On Tuesday, 8 March, Jupiter will be at its closest point to Earth, and fully illuminated by the Sun – making this the best time to view the largest planet in the solar system.
This yearly occurrence is known as Opposition – when the Earth lies directly between Jupiter and the Sun. This means that Jupiter appears directly opposite the Sun on the sky – rising in the East as the Sun sets in the West.
For those in the Southern Hemisphere, the planet will trace across the sky towards the North and eventually set in the West. While for those in the Northern Hemisphere, the planet will trace across towards the South and eventually set in the West.
Swinburne University of Technology astronomer, Dr Alan Duffy, says this will be the best time of the year to see Jupiter. The gas giant will be easily visible after sunset to anyone in the world, without requiring a telescope or binoculars.
He recommends waiting at least one and a half hours after sunset to look for Jupiter so the sunset has fully faded.
“Jupiter is particularly beautiful on 8 March as the gas giant is both at its closest point to Earth as well as fully illuminated by the Sun from our point of view,” Dr Duffy says.
“These effects together mean Jupiter will be easily the brightest object in the night sky after Venus sets along with the Sun, so the ‘King of the Planets’ should be easy to see rising on the opposite side of the sky from the setting Sun.
“If you have access to good binoculars you can even see the four Galilean moons, visible as a string of bright pearls from Jupiter, and they will also be even easier to see than usual.
“If you can, get out to your local astronomical society and with even a modest telescope you can see the Great Red Spot of Jupiter as well as the bands of clouds in this gas giant.”
Dr Duffy says the best time to view is at midnight when the planet is as high in the night sky as it will reach meaning we are looking at it through the least amount of atmosphere.
“As anyone who has seen the air shimmering above asphalt on a hot day, moving air can smear out your view and this is the reason that the stars twinkle. So the less air you have to look through to see the object the better the image, which is why midnight is better than right after sunset when Jupiter is only just peering over the horizon,” Dr Duffy says.

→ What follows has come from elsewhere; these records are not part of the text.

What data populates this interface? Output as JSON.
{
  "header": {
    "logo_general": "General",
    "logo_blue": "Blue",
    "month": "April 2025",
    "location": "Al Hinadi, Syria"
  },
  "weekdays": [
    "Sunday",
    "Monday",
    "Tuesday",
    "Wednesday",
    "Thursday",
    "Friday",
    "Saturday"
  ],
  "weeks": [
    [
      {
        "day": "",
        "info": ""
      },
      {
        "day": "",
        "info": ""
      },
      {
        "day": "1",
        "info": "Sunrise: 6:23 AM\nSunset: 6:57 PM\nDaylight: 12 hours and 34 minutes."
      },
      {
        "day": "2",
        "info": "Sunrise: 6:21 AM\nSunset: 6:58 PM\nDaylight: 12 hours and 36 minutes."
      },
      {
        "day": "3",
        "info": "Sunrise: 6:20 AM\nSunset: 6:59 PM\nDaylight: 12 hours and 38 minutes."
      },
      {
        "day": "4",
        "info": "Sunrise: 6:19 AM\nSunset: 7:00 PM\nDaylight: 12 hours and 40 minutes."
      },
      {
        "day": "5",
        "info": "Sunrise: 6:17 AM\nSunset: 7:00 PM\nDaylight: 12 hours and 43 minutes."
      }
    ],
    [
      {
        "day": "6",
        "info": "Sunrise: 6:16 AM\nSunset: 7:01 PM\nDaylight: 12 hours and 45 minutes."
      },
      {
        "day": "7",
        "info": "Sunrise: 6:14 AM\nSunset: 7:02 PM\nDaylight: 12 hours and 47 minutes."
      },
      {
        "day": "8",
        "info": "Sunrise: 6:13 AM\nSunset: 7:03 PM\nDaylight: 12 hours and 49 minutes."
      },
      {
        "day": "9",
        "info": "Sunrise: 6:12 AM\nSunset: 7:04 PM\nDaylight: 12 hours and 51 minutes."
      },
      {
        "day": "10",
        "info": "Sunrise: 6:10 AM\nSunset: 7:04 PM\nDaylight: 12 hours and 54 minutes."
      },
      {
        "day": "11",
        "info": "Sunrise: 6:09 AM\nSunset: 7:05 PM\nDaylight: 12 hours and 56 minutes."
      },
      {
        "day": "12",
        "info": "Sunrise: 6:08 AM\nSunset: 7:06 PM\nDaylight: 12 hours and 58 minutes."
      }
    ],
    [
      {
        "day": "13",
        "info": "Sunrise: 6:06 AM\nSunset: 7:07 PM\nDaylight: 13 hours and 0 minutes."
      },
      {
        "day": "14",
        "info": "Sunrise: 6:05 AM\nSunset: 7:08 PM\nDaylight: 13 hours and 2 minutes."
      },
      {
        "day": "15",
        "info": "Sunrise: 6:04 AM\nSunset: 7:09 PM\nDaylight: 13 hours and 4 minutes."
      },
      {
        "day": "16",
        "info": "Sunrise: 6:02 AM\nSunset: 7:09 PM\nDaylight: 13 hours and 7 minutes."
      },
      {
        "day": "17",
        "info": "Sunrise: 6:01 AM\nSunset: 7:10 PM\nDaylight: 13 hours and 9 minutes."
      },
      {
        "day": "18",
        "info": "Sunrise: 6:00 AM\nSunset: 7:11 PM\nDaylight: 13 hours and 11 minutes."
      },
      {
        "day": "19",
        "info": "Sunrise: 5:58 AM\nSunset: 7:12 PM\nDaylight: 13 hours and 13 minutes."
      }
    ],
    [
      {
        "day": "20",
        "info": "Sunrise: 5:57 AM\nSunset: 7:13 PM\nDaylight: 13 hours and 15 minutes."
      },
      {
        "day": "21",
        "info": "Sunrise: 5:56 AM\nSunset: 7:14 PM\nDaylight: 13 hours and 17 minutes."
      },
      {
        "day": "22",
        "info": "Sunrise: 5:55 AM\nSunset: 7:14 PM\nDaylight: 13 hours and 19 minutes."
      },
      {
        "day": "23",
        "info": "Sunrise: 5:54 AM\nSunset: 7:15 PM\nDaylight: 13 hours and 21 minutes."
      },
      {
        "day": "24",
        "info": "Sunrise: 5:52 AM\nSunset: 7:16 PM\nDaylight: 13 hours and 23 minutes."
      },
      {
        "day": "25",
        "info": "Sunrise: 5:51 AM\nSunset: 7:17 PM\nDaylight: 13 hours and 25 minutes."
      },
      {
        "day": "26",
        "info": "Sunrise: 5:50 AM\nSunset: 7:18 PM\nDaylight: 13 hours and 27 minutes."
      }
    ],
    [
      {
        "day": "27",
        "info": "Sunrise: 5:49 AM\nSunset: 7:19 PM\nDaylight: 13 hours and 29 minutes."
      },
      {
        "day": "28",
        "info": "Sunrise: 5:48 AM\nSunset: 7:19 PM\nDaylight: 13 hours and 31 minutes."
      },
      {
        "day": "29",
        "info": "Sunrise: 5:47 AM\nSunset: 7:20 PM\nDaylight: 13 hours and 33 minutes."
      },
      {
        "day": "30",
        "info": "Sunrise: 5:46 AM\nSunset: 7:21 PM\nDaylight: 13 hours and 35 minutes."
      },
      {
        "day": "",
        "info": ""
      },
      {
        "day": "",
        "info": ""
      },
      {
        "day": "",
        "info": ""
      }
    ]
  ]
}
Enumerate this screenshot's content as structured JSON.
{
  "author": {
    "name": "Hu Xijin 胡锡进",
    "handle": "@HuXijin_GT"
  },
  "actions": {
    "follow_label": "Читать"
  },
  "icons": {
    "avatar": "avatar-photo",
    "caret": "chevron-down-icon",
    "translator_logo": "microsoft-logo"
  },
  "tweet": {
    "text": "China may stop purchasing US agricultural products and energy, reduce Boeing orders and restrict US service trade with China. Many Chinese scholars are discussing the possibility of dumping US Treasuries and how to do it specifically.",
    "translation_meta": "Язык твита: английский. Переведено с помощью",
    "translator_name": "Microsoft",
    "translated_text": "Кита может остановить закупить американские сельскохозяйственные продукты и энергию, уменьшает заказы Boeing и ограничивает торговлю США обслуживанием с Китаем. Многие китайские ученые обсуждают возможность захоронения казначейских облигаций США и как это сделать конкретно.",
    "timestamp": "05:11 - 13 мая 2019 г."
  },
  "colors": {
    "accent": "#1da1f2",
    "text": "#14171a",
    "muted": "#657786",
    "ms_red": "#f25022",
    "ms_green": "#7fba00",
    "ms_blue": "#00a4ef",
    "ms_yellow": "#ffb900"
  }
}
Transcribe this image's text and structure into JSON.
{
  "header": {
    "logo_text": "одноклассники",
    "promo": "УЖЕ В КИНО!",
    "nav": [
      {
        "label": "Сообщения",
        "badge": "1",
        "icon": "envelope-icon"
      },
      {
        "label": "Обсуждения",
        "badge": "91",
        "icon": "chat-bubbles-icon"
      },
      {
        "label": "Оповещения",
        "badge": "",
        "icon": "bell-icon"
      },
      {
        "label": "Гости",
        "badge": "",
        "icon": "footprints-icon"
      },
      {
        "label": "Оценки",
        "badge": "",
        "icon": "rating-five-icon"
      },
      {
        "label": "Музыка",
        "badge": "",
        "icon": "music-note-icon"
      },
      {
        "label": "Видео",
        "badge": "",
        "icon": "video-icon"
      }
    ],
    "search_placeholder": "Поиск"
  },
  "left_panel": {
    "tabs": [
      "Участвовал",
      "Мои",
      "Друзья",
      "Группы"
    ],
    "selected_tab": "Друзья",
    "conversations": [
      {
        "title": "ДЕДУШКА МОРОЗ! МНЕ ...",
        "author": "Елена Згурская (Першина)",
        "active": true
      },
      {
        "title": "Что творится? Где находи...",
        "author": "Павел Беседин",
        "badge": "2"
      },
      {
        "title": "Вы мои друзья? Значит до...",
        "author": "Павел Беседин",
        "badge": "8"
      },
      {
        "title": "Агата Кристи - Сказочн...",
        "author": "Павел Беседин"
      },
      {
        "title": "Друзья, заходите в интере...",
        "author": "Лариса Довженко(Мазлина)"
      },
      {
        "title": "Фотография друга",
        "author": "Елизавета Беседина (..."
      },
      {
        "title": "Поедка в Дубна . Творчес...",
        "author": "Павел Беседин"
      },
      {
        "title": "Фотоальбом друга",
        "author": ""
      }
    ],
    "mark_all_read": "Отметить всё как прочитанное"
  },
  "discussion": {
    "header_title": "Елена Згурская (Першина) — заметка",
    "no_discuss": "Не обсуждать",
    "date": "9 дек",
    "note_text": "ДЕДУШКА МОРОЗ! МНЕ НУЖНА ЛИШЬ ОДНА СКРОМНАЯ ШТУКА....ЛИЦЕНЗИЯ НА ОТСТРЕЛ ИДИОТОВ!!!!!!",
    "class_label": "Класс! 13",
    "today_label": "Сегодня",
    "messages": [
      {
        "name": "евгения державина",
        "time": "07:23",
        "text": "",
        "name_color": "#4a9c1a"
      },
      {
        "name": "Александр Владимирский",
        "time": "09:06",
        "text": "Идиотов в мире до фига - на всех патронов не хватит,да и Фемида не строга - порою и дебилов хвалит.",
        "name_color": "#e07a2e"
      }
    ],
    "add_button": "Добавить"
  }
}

“While Opposition is an annual occurrence, 2016 will be better than last year’s event. Jupiter won’t be competing with the Moon in March as it’s a New Moon which will give off little extra light in the night sky.”